Please note, Maryam Rajavi’s quotes have been taken from speeches that she has made across the years and do not specifically relate to the current situation in Iran, although the comparisons are quite startling.
Currently, Iran is in an economic crisis, with the exchange rate plummeting, record unemployment, and rampant inflation. But Maryam Rajavi has been quick to point out that this is not merely the result of US sanctions, instead, as she has said many times before, it is the result of the Iranian Regime’s corruption and it’s Iranian workers who pay the steepest price, often losing their jobs or their savings, whilst prices for essentials skyrocket.
In 2013, Maryam Rajavi said: “The treacherous policy of allocating a lion’s share of the country’s revenues to the war and massacre in Syria, has made Iranian workers ever poorer and destitute.”
She cited that Iran’s minimum wage had remained stagnant at one dollar per hour, which was less than a quarter of the minimum wage in Greece, a country that was then riddled with financial troubles.
In that same speech, Maryam Rajavi explained that unemployment had only increased under President Hassan Rouhani and now millions were left without a job. And 93% of those who still had a job at the time were forced to sign employment contracts that stripped them of their rights and left them working for months without pay, according to the Iranian regime’s Labour Ministry. Again, the parallels between then and now are chilling.
Maryam Rajavi said: “This is one of the regime’s most cruel plans designed to subjugate workers and compel them into cheap labour. Iranian workers are among the world’s least-paid and most vulnerable workforce who face the constant threat of dismissal and the lowest job security. Despite the horrific economic stagnation in Iran, it is the ruling mullahs’ overlooking of the fate of workers that contributes most significantly to their victimization as a result of criminal policies.”
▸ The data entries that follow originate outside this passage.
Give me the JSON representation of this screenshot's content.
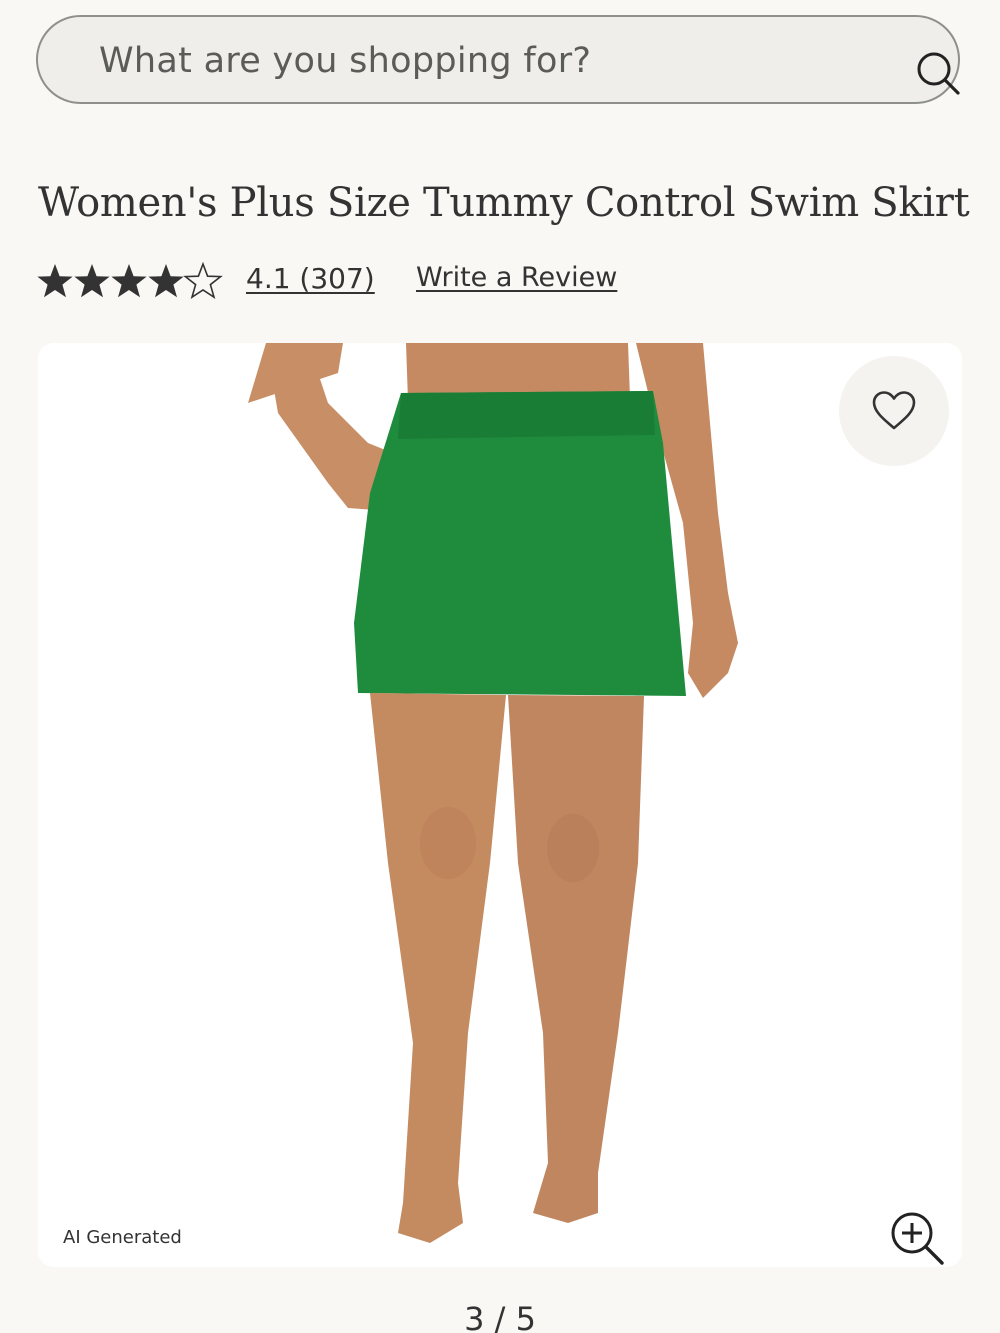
{
  "search": {
    "placeholder": "What are you shopping for?",
    "icon": "search-icon"
  },
  "product": {
    "title": "Women's Plus Size Tummy Control Swim Skirt",
    "rating": 4.1,
    "rating_max": 5,
    "rating_text": "4.1 (307)",
    "review_count": 307,
    "write_review_label": "Write a Review"
  },
  "gallery": {
    "ai_label": "AI Generated",
    "pager_text": "3 / 5",
    "favorite_icon": "heart-icon",
    "zoom_icon": "zoom-in-icon"
  },
  "colors": {
    "background": "#f9f8f5",
    "skirt": "#1f8c3d",
    "text": "#2e2e2e"
  }
}
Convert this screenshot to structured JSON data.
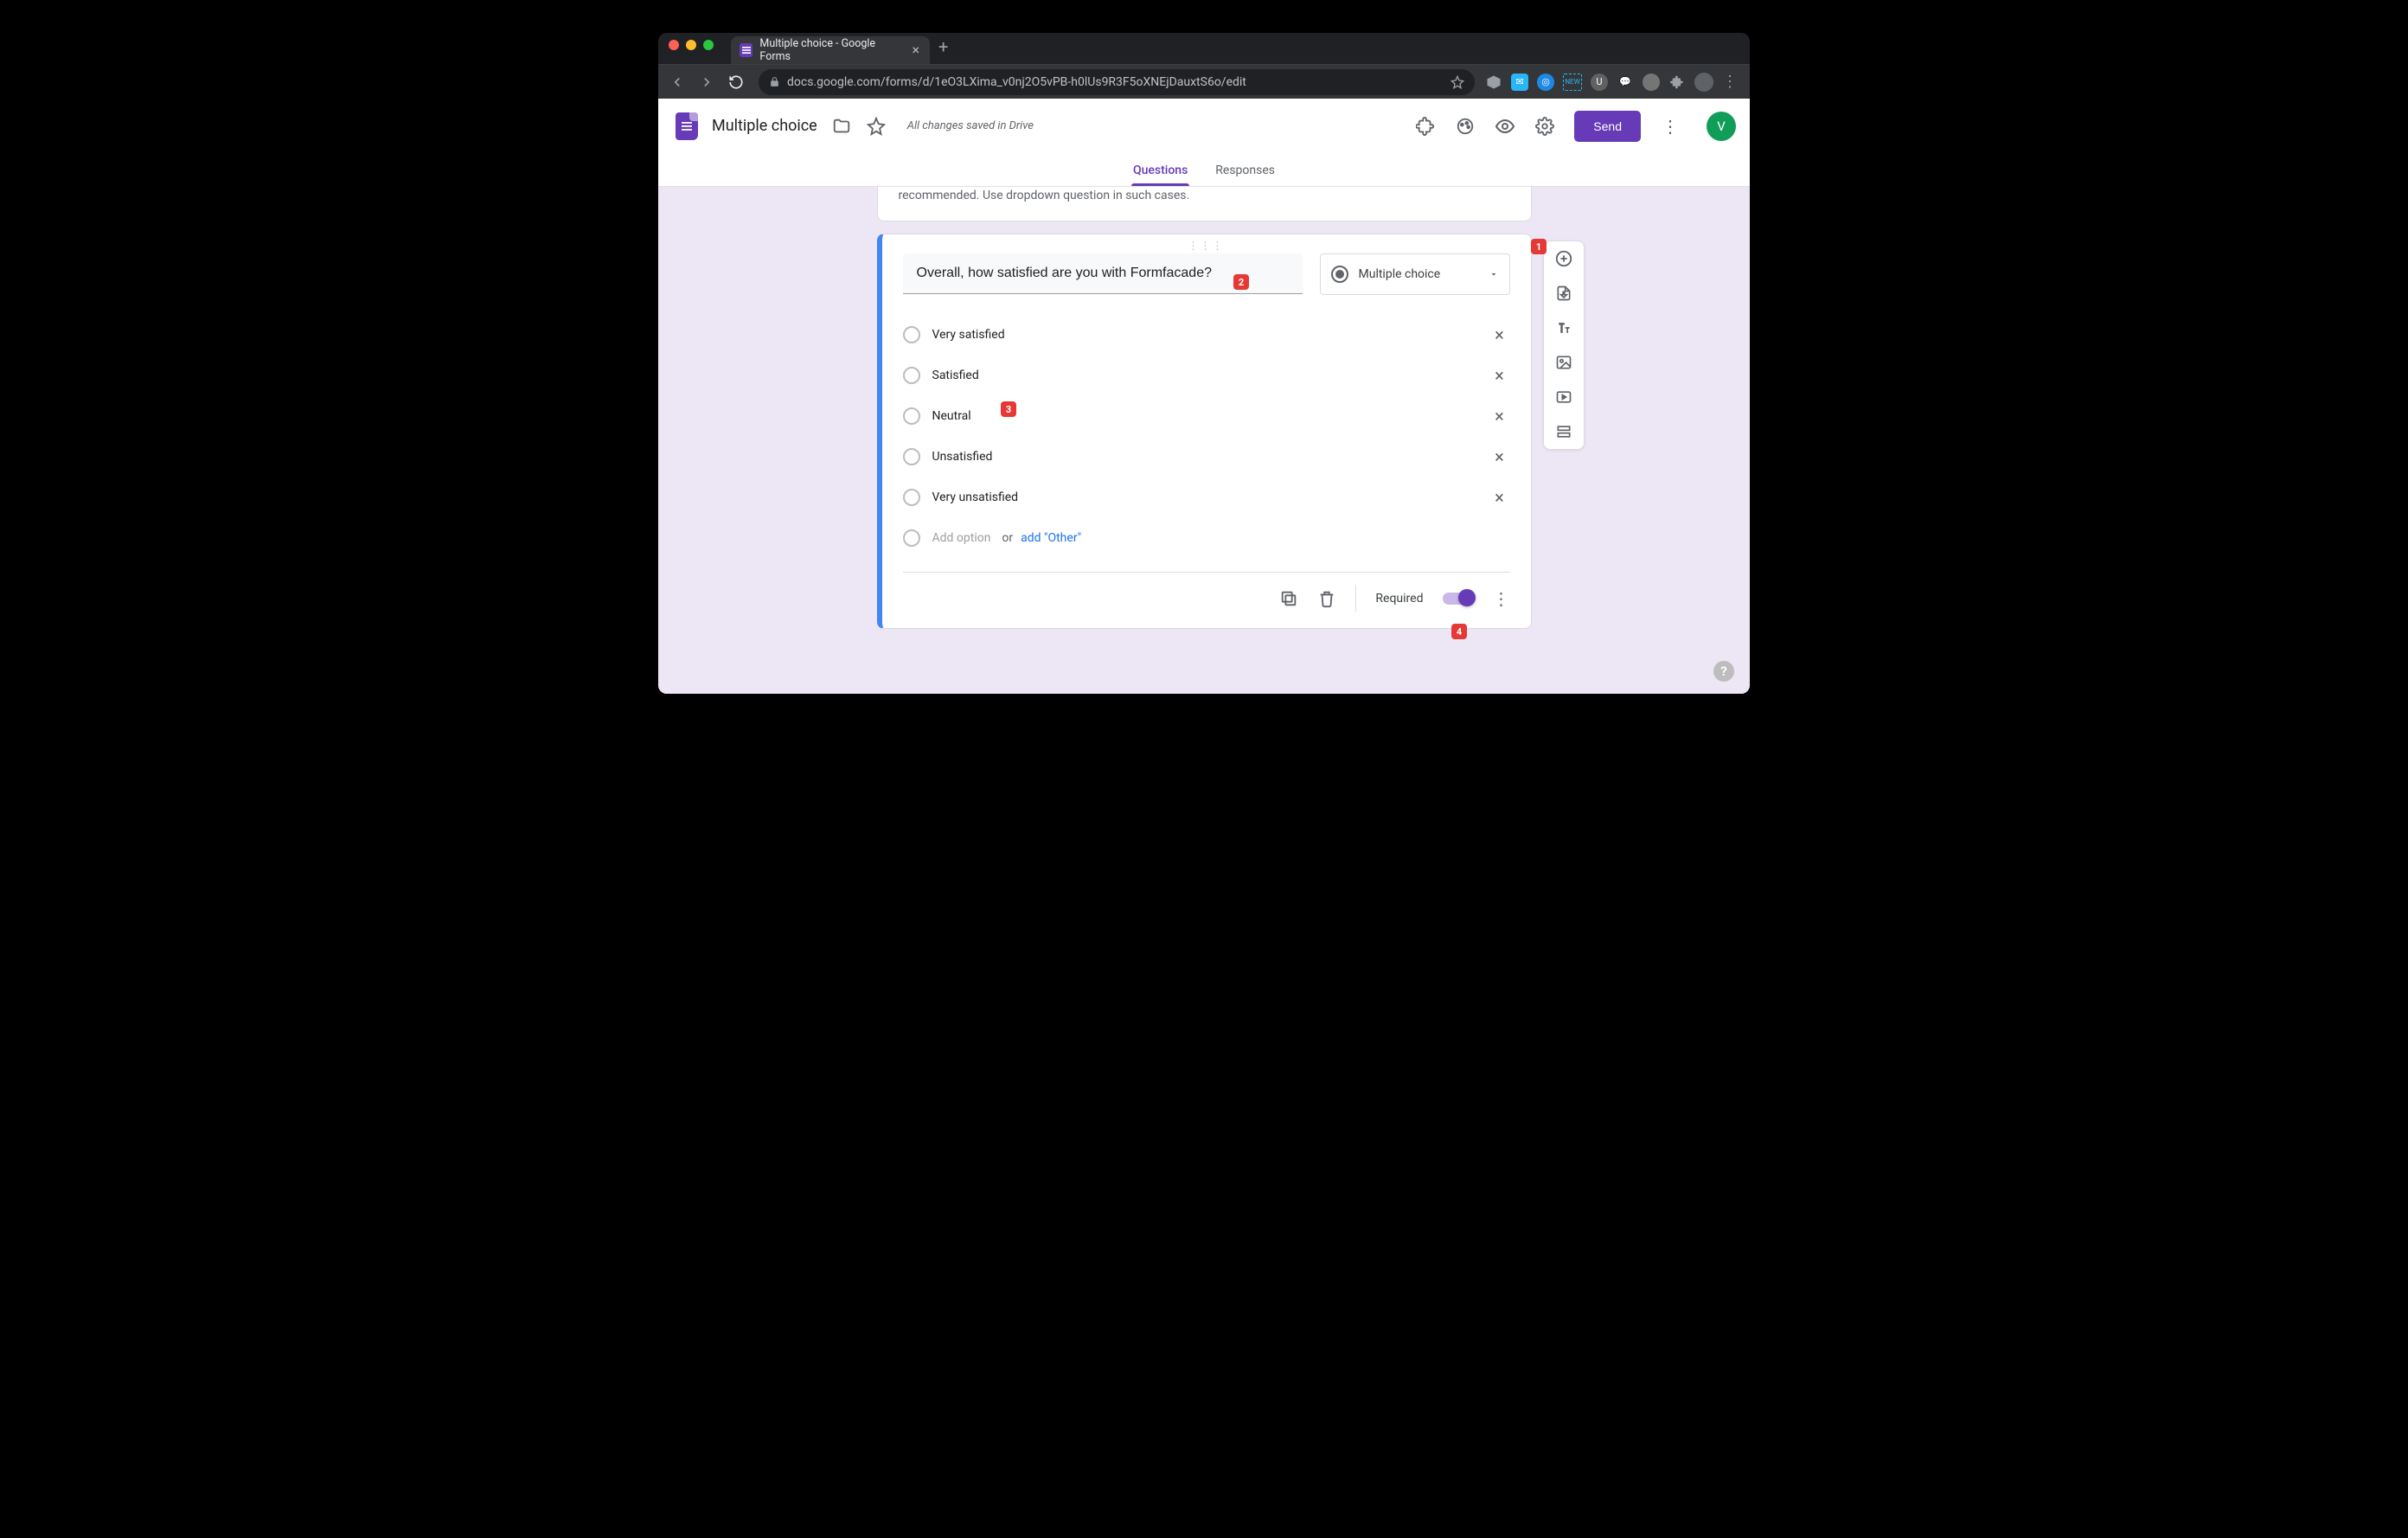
{
  "browser": {
    "tab_title": "Multiple choice - Google Forms",
    "url": "docs.google.com/forms/d/1eO3LXima_v0nj2O5vPB-h0lUs9R3F5oXNEjDauxtS6o/edit"
  },
  "header": {
    "title": "Multiple choice",
    "save_status": "All changes saved in Drive",
    "send_label": "Send",
    "avatar_letter": "V"
  },
  "tabs": {
    "questions": "Questions",
    "responses": "Responses"
  },
  "desc_tail": "recommended. Use dropdown question in such cases.",
  "question": {
    "text": "Overall, how satisfied are you with Formfacade?",
    "type_label": "Multiple choice",
    "options": [
      "Very satisfied",
      "Satisfied",
      "Neutral",
      "Unsatisfied",
      "Very unsatisfied"
    ],
    "add_option": "Add option",
    "or": "or",
    "add_other": "add \"Other\"",
    "required_label": "Required"
  },
  "callouts": {
    "c1": "1",
    "c2": "2",
    "c3": "3",
    "c4": "4"
  }
}
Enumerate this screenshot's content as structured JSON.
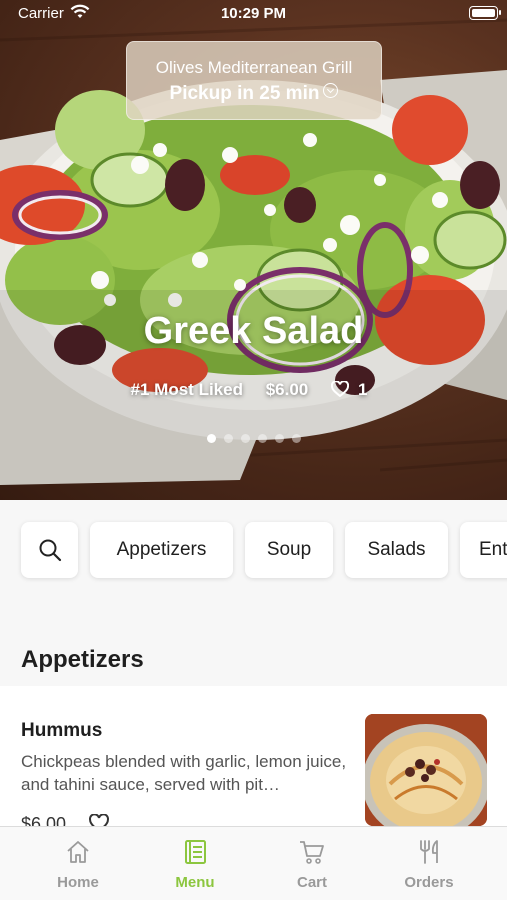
{
  "status_bar": {
    "carrier": "Carrier",
    "time": "10:29 PM"
  },
  "restaurant": {
    "name": "Olives Mediterranean Grill",
    "pickup": "Pickup in 25 min"
  },
  "featured": {
    "title": "Greek Salad",
    "rank": "#1 Most Liked",
    "price": "$6.00",
    "likes": "1",
    "slide_count": 6,
    "active_slide": 1
  },
  "categories": [
    "Appetizers",
    "Soup",
    "Salads",
    "Ent"
  ],
  "section": {
    "title": "Appetizers"
  },
  "items": [
    {
      "name": "Hummus",
      "description": "Chickpeas blended with garlic, lemon juice, and tahini sauce, served with pit…",
      "price": "$6.00"
    }
  ],
  "tabs": [
    {
      "label": "Home",
      "icon": "home-icon"
    },
    {
      "label": "Menu",
      "icon": "menu-book-icon",
      "active": true
    },
    {
      "label": "Cart",
      "icon": "cart-icon"
    },
    {
      "label": "Orders",
      "icon": "fork-knife-icon"
    }
  ],
  "colors": {
    "accent": "#8cc63f",
    "inactive": "#9a9a9a"
  }
}
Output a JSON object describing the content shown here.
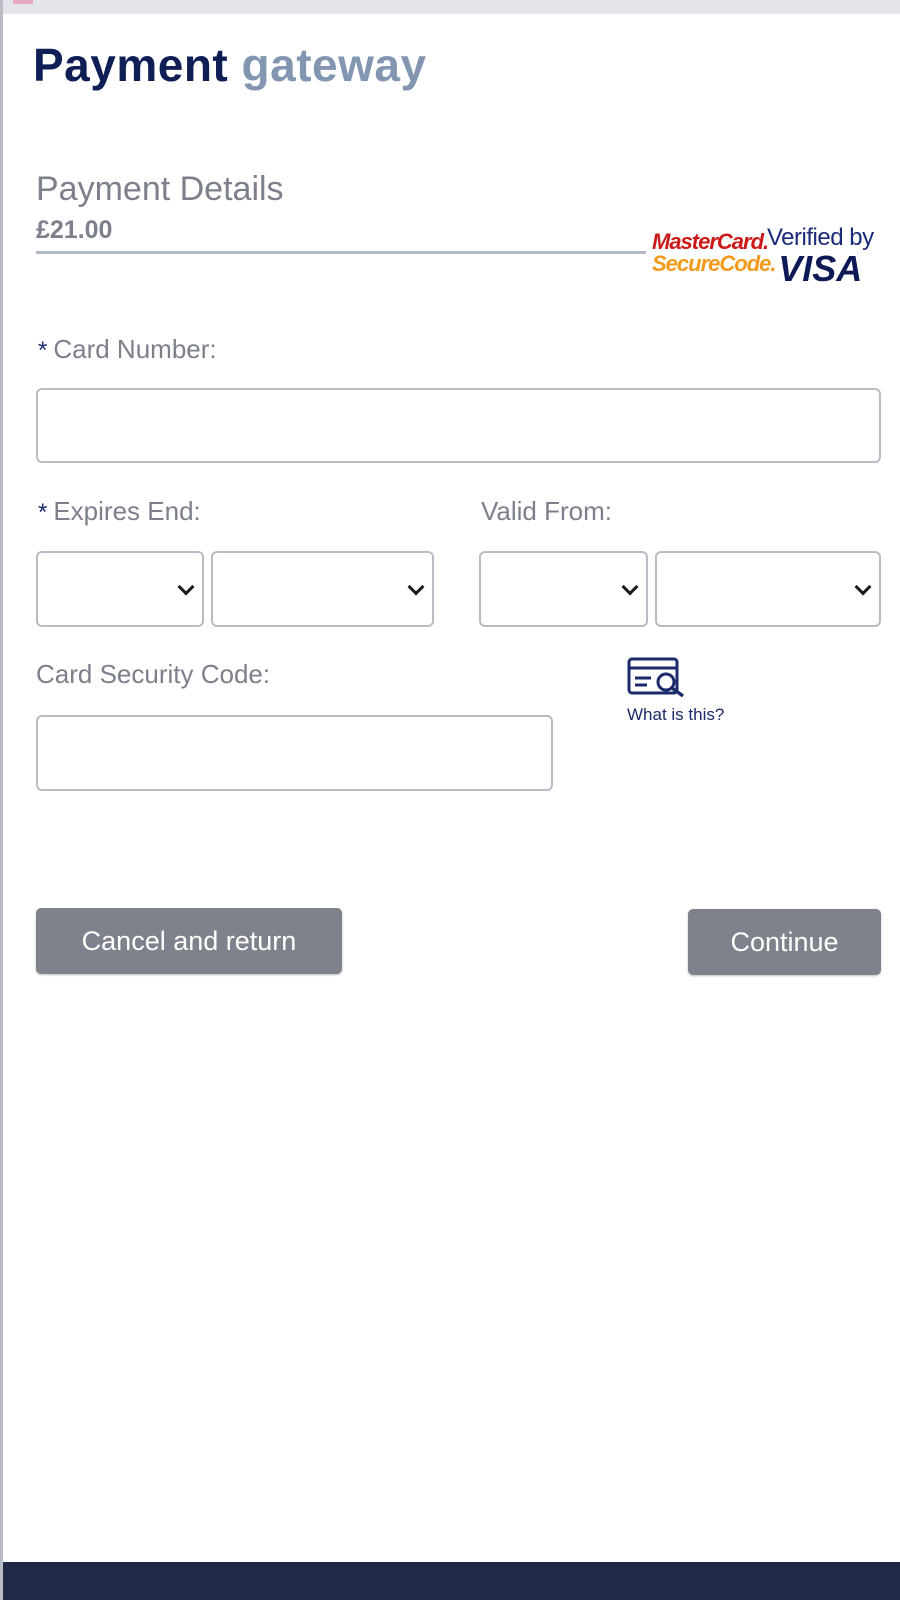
{
  "brand": {
    "word1": "Payment",
    "word2": "gateway"
  },
  "payment": {
    "section_title": "Payment Details",
    "amount": "£21.00"
  },
  "logos": {
    "mastercard_line1": "MasterCard.",
    "mastercard_line2": "SecureCode.",
    "visa_line1": "Verified by",
    "visa_line2": "VISA"
  },
  "form": {
    "required_marker": "*",
    "card_number_label": "Card Number:",
    "card_number_value": "",
    "expires_label": "Expires End:",
    "expires_month_value": "",
    "expires_year_value": "",
    "valid_from_label": "Valid From:",
    "valid_from_month_value": "",
    "valid_from_year_value": "",
    "security_code_label": "Card Security Code:",
    "security_code_value": "",
    "help_link": "What is this?"
  },
  "actions": {
    "cancel": "Cancel and return",
    "continue": "Continue"
  },
  "colors": {
    "brand_dark": "#0f1f55",
    "brand_light": "#8296b2",
    "button_bg": "#7d828b",
    "footer_bar": "#212848"
  },
  "icons": {
    "help": "card-search-icon",
    "select_arrow": "chevron-down-icon"
  }
}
Crackdown on protesters
The mullahs are to blame for the economic collapse and the conditions that the Iranian people are now living under, yet they suffer none of the consequences. Is it any wonder the Iranian workers would be driven to strike?
Of course, the Iranian Regime does not allow peaceful protest and, as Maryam Rajavi points out, they will crack down on the workers’ legitimate protests with violence, threats, and mass imprisonment. After all, the mullahs consider that workers’ rights, including the right to join a union, stage strikes, ban abusive contracts, be paid promptly, gain health benefits, and many more, are a threat to the Iranian Regime.
Maryam Rajavi notes that because of this, Iranian workers will never gain the rights they deserve without regime change.